**Your goal**
Every line in the data below that holds "subtitle" should be found and copied.

Top of Task inputs

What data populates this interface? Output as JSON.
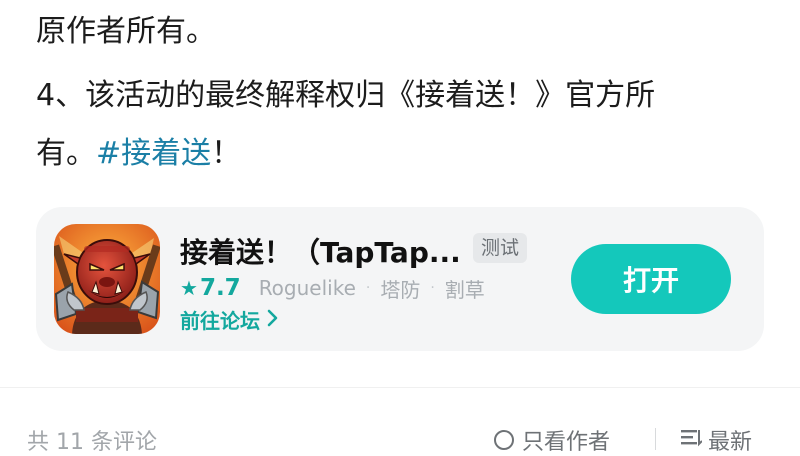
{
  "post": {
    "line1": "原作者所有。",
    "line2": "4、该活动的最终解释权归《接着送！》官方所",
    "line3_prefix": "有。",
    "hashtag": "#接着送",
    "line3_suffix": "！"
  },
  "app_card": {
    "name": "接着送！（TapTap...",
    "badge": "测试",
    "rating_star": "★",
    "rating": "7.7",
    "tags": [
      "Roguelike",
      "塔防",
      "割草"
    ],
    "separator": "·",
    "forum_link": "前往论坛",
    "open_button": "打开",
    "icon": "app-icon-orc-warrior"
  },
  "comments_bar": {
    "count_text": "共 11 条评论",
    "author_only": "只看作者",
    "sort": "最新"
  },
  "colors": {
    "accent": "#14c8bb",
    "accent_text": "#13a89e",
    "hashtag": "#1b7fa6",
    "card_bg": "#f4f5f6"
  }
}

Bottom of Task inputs
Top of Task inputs

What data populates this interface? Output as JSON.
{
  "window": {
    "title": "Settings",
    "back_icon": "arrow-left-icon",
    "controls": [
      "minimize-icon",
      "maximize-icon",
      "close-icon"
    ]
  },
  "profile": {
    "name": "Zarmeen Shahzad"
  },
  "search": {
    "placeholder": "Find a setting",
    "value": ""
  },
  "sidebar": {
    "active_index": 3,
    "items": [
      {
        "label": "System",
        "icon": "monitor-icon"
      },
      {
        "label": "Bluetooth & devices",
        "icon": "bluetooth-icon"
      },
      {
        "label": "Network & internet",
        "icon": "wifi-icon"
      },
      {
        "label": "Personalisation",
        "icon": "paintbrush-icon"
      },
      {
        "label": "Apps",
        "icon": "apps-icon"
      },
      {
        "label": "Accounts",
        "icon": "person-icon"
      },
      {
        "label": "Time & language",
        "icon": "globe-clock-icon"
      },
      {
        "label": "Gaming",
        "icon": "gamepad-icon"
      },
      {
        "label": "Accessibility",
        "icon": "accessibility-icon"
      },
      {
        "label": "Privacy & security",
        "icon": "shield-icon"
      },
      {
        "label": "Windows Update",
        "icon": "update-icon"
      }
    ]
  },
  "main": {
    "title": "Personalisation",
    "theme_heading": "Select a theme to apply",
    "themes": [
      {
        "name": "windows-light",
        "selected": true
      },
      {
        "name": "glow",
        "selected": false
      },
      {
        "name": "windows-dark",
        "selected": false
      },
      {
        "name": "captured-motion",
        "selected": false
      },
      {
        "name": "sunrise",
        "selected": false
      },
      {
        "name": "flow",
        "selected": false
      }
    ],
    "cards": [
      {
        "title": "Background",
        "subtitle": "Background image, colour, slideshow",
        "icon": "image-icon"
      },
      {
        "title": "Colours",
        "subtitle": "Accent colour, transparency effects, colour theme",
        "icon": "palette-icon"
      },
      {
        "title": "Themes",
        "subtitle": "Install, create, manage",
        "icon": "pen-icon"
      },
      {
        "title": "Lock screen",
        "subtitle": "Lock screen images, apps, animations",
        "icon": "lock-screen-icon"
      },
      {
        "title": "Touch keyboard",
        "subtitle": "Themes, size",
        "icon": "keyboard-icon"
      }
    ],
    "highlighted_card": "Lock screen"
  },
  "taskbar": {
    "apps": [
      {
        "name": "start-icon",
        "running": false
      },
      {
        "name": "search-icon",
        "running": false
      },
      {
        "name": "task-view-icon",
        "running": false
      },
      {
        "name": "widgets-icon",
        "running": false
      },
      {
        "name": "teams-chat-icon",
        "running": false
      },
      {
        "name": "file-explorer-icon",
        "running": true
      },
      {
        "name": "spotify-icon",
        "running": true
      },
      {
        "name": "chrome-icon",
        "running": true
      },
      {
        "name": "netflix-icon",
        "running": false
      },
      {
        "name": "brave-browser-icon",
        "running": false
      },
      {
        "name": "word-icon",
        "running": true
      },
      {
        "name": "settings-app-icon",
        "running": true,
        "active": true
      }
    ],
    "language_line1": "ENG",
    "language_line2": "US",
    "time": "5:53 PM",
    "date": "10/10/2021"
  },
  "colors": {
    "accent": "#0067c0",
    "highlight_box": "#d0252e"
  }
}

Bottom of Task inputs

**Written solution**
        "subtitle": "Background image, colour, slideshow",
        "subtitle": "Accent colour, transparency effects, colour theme",
        "subtitle": "Install, create, manage",
        "subtitle": "Lock screen images, apps, animations",
        "subtitle": "Themes, size",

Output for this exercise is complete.